Not to be outdone by the likes of Newegg, TigerDirect, and Overstock.com, Michael Dell took to twitter today to announce the acceptance of Bitcoin at Dell.com. Coinbase followed with a blogpost announcing their newest and largest partner to date. The Texas-based, privately-owned company dwarfs resellers such as the aforementioned companies with over 100,000 employees employed worldwide and over $60 billion USD in annual sales. So far, Michael Dell hasn’t said anything about paying any of his workers with Bitcoin; however, it is only a matter of time before he faces internal pressure to do so. Like Overstock, Dell uses Coinbase to process Bitcoin payments and receive 100% compliant USD settlement. Competitors, Newegg and TigerDirect both use BitPay, which has a payroll feature all ready for use when any of the aforementioned companies decides to start paying salaries in Bitcoin. Dell was able to integrate Bitcoin payments with Coinbase in just 2 weeks. Bitcoin acceptance is easy, this simple fact can’t be stated enough, and the rewards are measurable.
Michael Dell’s monumental tweet:
// Get exclusive analysis of bitcoin and learn from our tutorials. Join Hacked.com for just $39 now. //
— Michael Dell (@MichaelDell) July 18, 2014

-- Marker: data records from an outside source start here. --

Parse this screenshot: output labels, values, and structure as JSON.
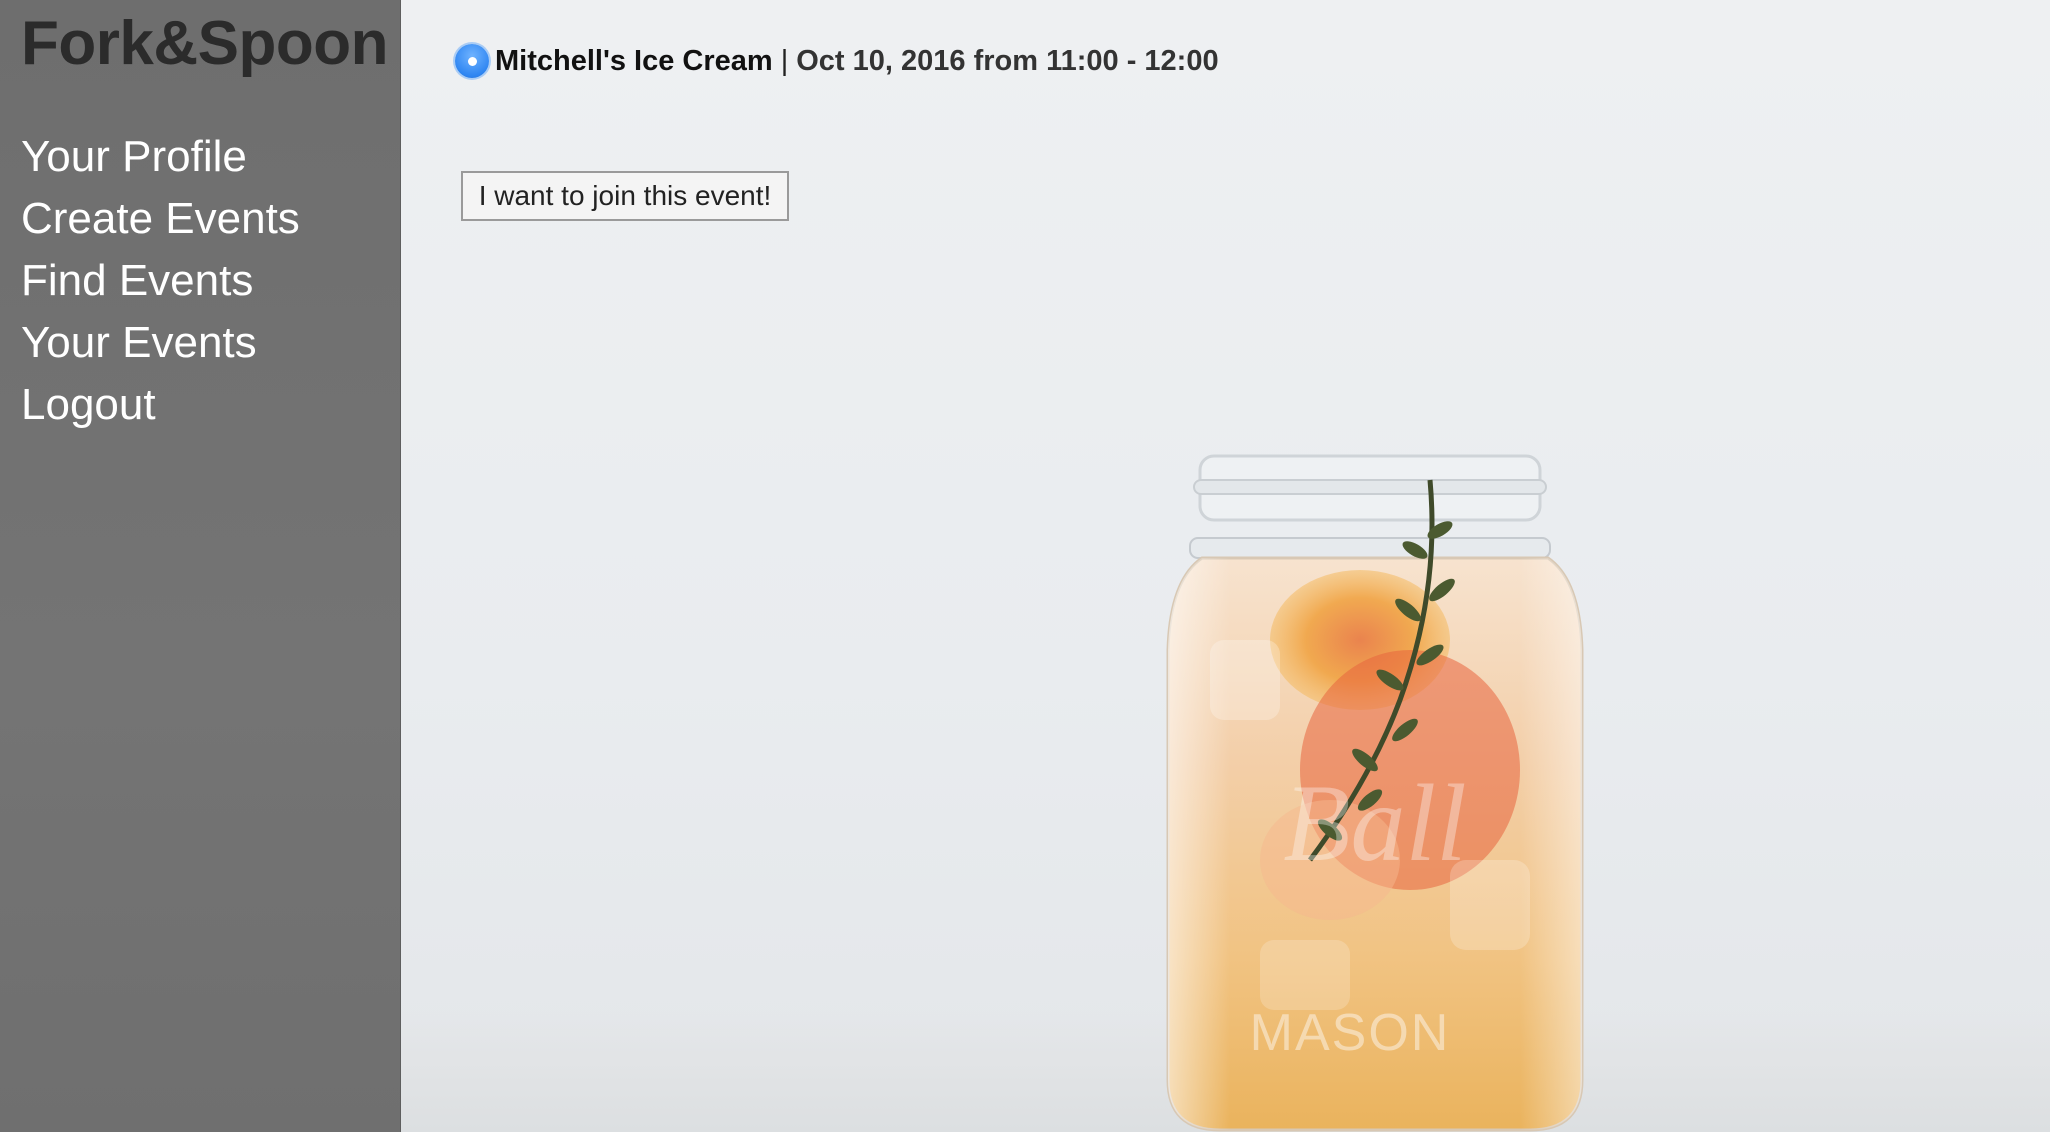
{
  "sidebar": {
    "brand": "Fork&Spoon",
    "nav": [
      {
        "label": "Your Profile"
      },
      {
        "label": "Create Events"
      },
      {
        "label": "Find Events"
      },
      {
        "label": "Your Events"
      },
      {
        "label": "Logout"
      }
    ]
  },
  "event": {
    "title": "Mitchell's Ice Cream",
    "separator": "|",
    "time": "Oct 10, 2016 from 11:00 - 12:00",
    "selected": true
  },
  "actions": {
    "join_label": "I want to join this event!"
  },
  "background": {
    "icon": "mason-jar-drink-photo"
  },
  "colors": {
    "sidebar": "#707070",
    "radio_accent": "#2f86f2",
    "page_bg": "#eceef0"
  }
}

As the world’s largest ecommerce business currently accepting Bitcoin, Dell should be positioned to receive many Bitcoin payments from enthused individuals. In the past, following large company’s announcements of Bitcoin acceptance, there has typically been a surge in Bitcoin sales and Bitcoin media coverage, followed by a relative lull. This phenomenon was particularly felt by Overstock.com, the first large ecommerce business to accept Bitcoin. The “bubbling” and fermenting hope among Bitcoiners is that small businesses around the country will start to pay Dell using Bitcoin for hardware, software or other business-to-business (B2B) services. The types of closed Bitcoin economies that can emerge will only grow as key players are added to the ecosystem.

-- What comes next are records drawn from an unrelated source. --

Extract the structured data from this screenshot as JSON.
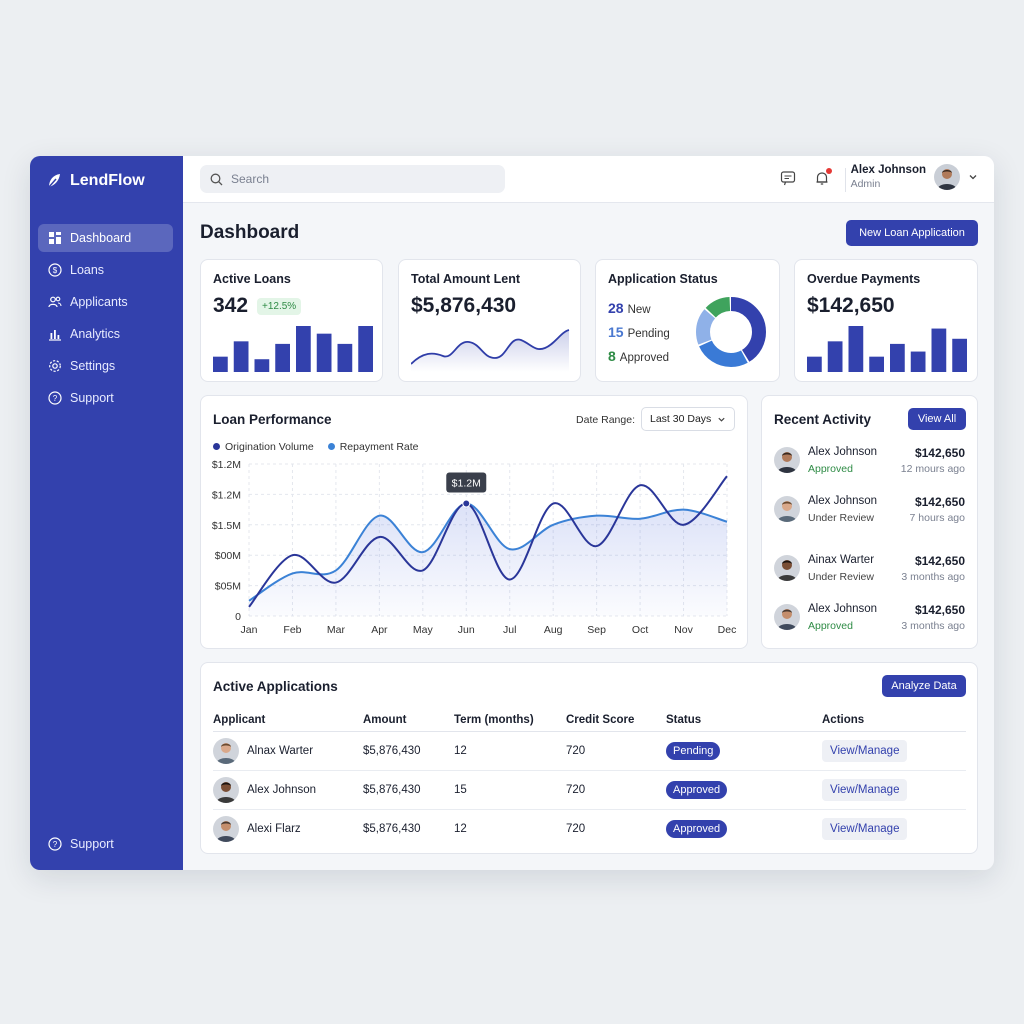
{
  "app": {
    "name": "LendFlow"
  },
  "sidebar": {
    "items": [
      {
        "label": "Dashboard",
        "icon": "grid-icon"
      },
      {
        "label": "Loans",
        "icon": "dollar-icon"
      },
      {
        "label": "Applicants",
        "icon": "users-icon"
      },
      {
        "label": "Analytics",
        "icon": "bar-chart-icon"
      },
      {
        "label": "Settings",
        "icon": "gear-icon"
      },
      {
        "label": "Support",
        "icon": "help-icon"
      }
    ],
    "footer_label": "Support"
  },
  "topbar": {
    "search_placeholder": "Search",
    "user": {
      "name": "Alex Johnson",
      "role": "Admin"
    }
  },
  "main": {
    "title": "Dashboard",
    "new_loan_label": "New Loan Application"
  },
  "kpis": {
    "active_loans": {
      "title": "Active Loans",
      "value": "342",
      "change": "+12.5%",
      "bars": [
        3,
        6,
        2.5,
        5.5,
        9,
        7.5,
        5.5,
        9
      ]
    },
    "total_lent": {
      "title": "Total Amount Lent",
      "value": "$5,876,430"
    },
    "app_status": {
      "title": "Application Status",
      "rows": [
        {
          "count": "28",
          "label": "New",
          "color": "#3341ad"
        },
        {
          "count": "15",
          "label": "Pending",
          "color": "#4a78d0"
        },
        {
          "count": "8",
          "label": "Approved",
          "color": "#2e8b45"
        }
      ],
      "donut": [
        {
          "value": 0.42,
          "color": "#3341ad"
        },
        {
          "value": 0.27,
          "color": "#3a7ad6"
        },
        {
          "value": 0.18,
          "color": "#8fb1e8"
        },
        {
          "value": 0.13,
          "color": "#3fa35d"
        }
      ]
    },
    "overdue": {
      "title": "Overdue Payments",
      "value": "$142,650",
      "bars": [
        3,
        6,
        9,
        3,
        5.5,
        4,
        8.5,
        6.5
      ]
    }
  },
  "performance": {
    "title": "Loan Performance",
    "date_range_label": "Date Range:",
    "date_range_value": "Last 30 Days",
    "tooltip": "$1.2M"
  },
  "chart_data": {
    "type": "line",
    "categories": [
      "Jan",
      "Feb",
      "Mar",
      "Apr",
      "May",
      "Jun",
      "Jul",
      "Aug",
      "Sep",
      "Oct",
      "Nov",
      "Dec"
    ],
    "y_tick_labels": [
      "$1.2M",
      "$1.2M",
      "$1.5M",
      "$00M",
      "$05M",
      "0"
    ],
    "y_max": 5,
    "series": [
      {
        "name": "Origination Volume",
        "color": "#2a3699",
        "values": [
          0.3,
          2.0,
          1.1,
          2.6,
          1.5,
          3.7,
          1.2,
          3.7,
          2.3,
          4.3,
          3.0,
          4.6
        ]
      },
      {
        "name": "Repayment Rate",
        "color": "#3b82d6",
        "values": [
          0.5,
          1.4,
          1.5,
          3.3,
          2.1,
          3.7,
          2.2,
          3.0,
          3.3,
          3.2,
          3.5,
          3.1
        ]
      }
    ],
    "highlight": {
      "index": 5,
      "label": "$1.2M"
    },
    "grid": true,
    "legend": "top-left"
  },
  "activity": {
    "title": "Recent Activity",
    "view_all_label": "View All",
    "items": [
      {
        "name": "Alex Johnson",
        "status": "Approved",
        "amount": "$142,650",
        "time": "12 mours ago",
        "status_color": "green"
      },
      {
        "name": "Alex Johnson",
        "status": "Under Review",
        "amount": "$142,650",
        "time": "7 hours ago",
        "status_color": "grey"
      },
      {
        "name": "Ainax Warter",
        "status": "Under Review",
        "amount": "$142,650",
        "time": "3 months ago",
        "status_color": "grey"
      },
      {
        "name": "Alex Johnson",
        "status": "Approved",
        "amount": "$142,650",
        "time": "3 months ago",
        "status_color": "green"
      }
    ]
  },
  "applications": {
    "title": "Active Applications",
    "analyze_label": "Analyze Data",
    "columns": [
      "Applicant",
      "Amount",
      "Term (months)",
      "Credit Score",
      "Status",
      "Actions"
    ],
    "rows": [
      {
        "applicant": "Alnax Warter",
        "amount": "$5,876,430",
        "term": "12",
        "score": "720",
        "status": "Pending",
        "action": "View/Manage"
      },
      {
        "applicant": "Alex Johnson",
        "amount": "$5,876,430",
        "term": "15",
        "score": "720",
        "status": "Approved",
        "action": "View/Manage"
      },
      {
        "applicant": "Alexi Flarz",
        "amount": "$5,876,430",
        "term": "12",
        "score": "720",
        "status": "Approved",
        "action": "View/Manage"
      }
    ]
  }
}
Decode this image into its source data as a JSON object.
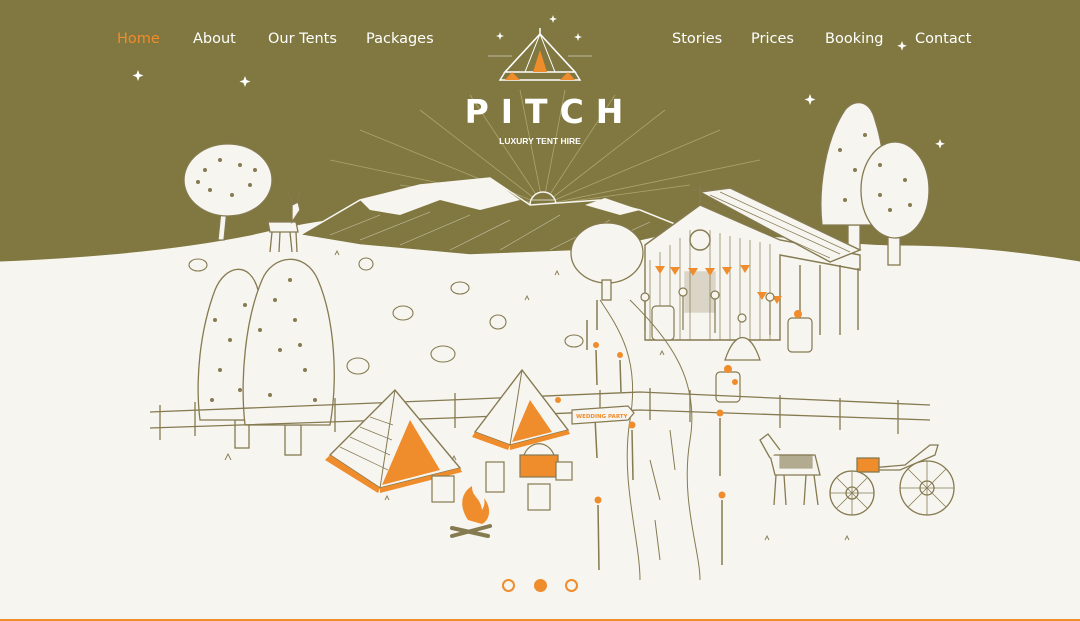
{
  "nav": {
    "left": [
      {
        "label": "Home",
        "active": true
      },
      {
        "label": "About"
      },
      {
        "label": "Our Tents"
      },
      {
        "label": "Packages"
      }
    ],
    "right": [
      {
        "label": "Stories"
      },
      {
        "label": "Prices"
      },
      {
        "label": "Booking"
      },
      {
        "label": "Contact"
      }
    ]
  },
  "brand": {
    "name": "PITCH",
    "tagline": "LUXURY TENT HIRE",
    "logo_icon": "bell-tent-moon-icon"
  },
  "hero": {
    "sign_text": "WEDDING PARTY",
    "illustration": "glamping-wedding-scene"
  },
  "slider": {
    "count": 3,
    "active_index": 1
  },
  "colors": {
    "olive": "#807840",
    "accent": "#ef8c2c",
    "ink": "#857a50",
    "paper": "#f7f5f0"
  }
}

According to Dell’s Bitcoin FAQ page, Dell is accepting Bitcoin because:
“Bitcoin is a new payment option intended to offer even more flexibility for customers. Bitcoin payments can be made easily from anywhere in the world, and offer reduced payment processing costs.”

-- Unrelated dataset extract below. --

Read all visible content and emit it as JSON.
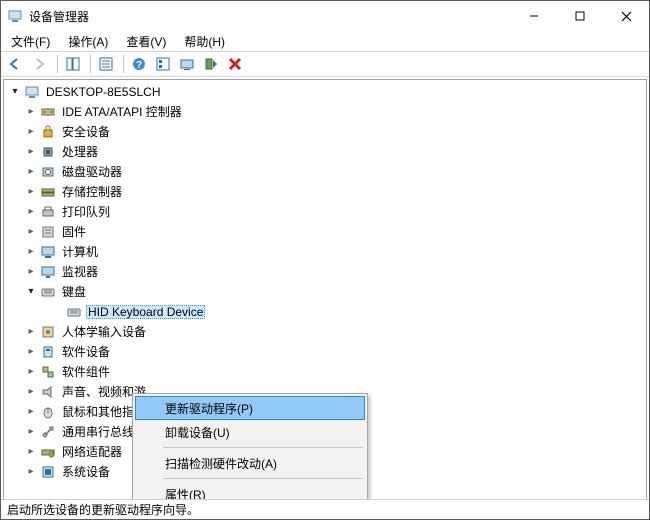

Unfortunately, especially given Dell’s international scope, this functionality is currently only available to Americans. Even Canadian customers are not able to checkout using Bitcoin yet. According to Coinbase, to provide incentives to Bitcoin spenders, Dell is offering a 10% discount on select Alienware products if purchased using Bitcoin.
Is There A Competition To Be The Biggest Business Accepting Bitcoin?
Dell’s acceptance of Bitcoin and their own 10% discount come on the heels of Newegg.com (Previously the largest ecommerce business to be accepting Bitcoin) offering a 10% Bitcoin discount. According to data presented by the WSJ in 2013, Dell was the 10th largest retailer in terms of online sales, a high ranking that Dell has maintained for over a decade. For comparison, Newegg, TigerDirect, and Overstock.com don’t even make it onto the list of top 15 online retailers. Understandably, the top spots go to Amazon, Apple, and Staples, respectively. The fact that Bitcoin acceptance has finally managed to penetrate the indisputable top online retailers in the world is an accomplishment in and of itself. This is only the first crack in the dam. If I can buy a Dell laptop with Bitcoin… Why not a Costco membership? A Netflix subscription? In fact, using services such as Gyft or eGifter allow users to buy gift cards to many of these retailers that do not yet accept Bitcoin, with a few percentage points of discount, no less. The Bitcoin community proves, time and time again, that there is ground-up demand for each and every one of these businesses to accept Bitcoin. Since Coinbase offers 0% fee processing for the first $1,000,000 USD in sales, it only makes sense for any company to try out Bitcoin acceptance. Today, Dell has taken the crown as the largest ecommerce business to be accepting Bitcoin. Tomorrow is another day.
Featured image from Shutterstock.